- They meet with that school and enter the application process;
- Once a final decision is made by both the parents and schools, that student will be enrolled, “IF” there is sufficient space;
- School choice will, therefore, operate in what is really a capitalistic structure: based totally on “supply and demand;”
- What determines which schools get which students? CHOICE! That means that the school with the best teachers, best programs, best environment, and the best record of success with previous students will be the ones parents and students flock to!
- Yes, there may be waiting lists of students who want specific schools. How will that work? Other schools will need to fight for those students by finding what parents think is best for their children, implement it there, and prove THEY are willing to stop forcing kids into a particular model but refine their operations to fit the parent’s model for the education of their child. Free Market competition at its best!
- In that model, many public schools will be chosen. If not, it certainly will be because of unwillingness to provide for kids and convince those parents “their” school is best for those kids.

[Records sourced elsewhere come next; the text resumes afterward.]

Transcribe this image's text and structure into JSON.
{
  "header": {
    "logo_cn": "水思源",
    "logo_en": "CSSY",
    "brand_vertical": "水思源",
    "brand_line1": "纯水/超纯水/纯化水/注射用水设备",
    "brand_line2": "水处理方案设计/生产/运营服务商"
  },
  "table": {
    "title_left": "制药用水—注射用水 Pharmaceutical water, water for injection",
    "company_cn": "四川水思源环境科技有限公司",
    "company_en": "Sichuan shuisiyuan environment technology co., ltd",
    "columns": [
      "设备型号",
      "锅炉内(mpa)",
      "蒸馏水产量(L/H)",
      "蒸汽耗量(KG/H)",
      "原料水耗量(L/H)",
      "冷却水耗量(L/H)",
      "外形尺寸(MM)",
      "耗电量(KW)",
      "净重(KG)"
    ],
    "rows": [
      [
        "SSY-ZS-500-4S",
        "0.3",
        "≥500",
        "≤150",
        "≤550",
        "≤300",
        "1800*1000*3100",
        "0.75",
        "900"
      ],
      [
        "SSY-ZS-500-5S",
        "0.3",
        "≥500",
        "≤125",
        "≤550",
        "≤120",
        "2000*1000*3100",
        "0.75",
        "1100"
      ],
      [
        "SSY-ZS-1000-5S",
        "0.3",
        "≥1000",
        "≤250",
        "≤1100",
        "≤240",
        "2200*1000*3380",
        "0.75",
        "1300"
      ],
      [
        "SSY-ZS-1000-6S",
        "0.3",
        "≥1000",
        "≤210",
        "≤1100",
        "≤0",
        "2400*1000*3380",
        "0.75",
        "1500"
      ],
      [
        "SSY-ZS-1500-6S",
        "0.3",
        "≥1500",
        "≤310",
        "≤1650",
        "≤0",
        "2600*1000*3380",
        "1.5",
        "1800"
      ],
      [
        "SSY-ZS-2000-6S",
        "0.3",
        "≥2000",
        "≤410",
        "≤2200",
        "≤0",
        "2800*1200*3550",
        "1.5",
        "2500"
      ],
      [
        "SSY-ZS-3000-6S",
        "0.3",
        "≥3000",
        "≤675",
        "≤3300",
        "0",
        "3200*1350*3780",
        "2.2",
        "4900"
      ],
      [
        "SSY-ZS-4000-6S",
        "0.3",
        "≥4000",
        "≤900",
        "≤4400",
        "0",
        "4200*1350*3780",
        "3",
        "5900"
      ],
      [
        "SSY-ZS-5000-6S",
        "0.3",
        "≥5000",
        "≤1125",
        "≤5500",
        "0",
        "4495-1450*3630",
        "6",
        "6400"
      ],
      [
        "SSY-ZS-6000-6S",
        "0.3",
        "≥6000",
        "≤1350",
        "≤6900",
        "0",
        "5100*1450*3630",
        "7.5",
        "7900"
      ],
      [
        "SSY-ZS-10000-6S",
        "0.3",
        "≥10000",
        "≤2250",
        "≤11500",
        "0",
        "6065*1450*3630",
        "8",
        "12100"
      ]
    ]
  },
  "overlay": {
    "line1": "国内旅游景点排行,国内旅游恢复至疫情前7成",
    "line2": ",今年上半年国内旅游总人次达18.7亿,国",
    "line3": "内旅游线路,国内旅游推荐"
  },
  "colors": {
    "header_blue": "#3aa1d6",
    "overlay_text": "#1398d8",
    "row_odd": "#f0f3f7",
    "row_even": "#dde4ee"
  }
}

Isn’t that how it should work rather than allowing the Teacher’s Union bureaucracy to take total control of every aspect of the process of educating our children? Shouldn’t parents decide?
The best schools will thrive. The schools that do not offer good programs will be required to improve their quality of education to attract more and better students. They will have to do that to survive: marketplace competition.
Tax dollars follow the children who each have equal opportunity to get the best education parents and children decide.